▶ [EXERCISE GOAL] Report every line from the material that contains the word "BookEat".

▶ [DATA FOR PROCESSING]
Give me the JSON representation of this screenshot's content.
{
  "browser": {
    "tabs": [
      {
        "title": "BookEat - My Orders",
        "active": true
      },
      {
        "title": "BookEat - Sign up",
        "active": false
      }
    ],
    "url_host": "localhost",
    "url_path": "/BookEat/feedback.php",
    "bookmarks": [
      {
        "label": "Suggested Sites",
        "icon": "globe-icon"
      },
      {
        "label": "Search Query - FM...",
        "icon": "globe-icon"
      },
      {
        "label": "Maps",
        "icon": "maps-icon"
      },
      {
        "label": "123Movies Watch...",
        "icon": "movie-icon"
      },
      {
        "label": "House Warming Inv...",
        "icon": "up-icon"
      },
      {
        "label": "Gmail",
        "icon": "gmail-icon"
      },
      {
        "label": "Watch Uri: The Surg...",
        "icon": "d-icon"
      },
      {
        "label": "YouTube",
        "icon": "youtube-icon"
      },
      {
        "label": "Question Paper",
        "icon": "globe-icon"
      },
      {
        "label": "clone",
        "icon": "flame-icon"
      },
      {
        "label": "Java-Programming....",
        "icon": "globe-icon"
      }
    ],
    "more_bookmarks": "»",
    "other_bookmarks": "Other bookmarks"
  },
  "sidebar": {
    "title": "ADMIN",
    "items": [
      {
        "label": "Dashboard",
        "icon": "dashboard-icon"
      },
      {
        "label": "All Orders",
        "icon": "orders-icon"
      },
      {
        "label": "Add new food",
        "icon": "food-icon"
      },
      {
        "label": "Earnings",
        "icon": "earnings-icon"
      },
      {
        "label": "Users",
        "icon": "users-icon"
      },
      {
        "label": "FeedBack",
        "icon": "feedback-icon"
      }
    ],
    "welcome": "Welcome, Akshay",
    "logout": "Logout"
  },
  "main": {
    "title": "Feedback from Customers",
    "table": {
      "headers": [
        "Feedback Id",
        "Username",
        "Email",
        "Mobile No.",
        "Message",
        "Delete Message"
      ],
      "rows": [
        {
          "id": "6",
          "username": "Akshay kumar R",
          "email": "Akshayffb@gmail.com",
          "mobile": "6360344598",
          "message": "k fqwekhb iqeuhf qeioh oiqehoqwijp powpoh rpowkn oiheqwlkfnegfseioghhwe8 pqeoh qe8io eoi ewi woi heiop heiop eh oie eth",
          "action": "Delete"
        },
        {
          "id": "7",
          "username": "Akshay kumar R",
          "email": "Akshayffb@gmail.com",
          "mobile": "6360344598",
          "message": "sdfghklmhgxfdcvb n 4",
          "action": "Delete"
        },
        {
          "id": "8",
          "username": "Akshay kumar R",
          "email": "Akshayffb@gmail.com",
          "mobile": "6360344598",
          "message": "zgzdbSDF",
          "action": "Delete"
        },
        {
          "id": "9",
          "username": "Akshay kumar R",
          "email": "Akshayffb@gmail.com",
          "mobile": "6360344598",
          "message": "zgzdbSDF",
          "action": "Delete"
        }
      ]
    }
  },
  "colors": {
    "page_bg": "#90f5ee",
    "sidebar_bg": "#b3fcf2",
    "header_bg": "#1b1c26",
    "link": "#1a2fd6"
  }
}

▶ [SOLUTION TO THIS EXERCISE]
        "title": "BookEat - My Orders",
        "title": "BookEat - Sign up",
    "url_path": "/BookEat/feedback.php",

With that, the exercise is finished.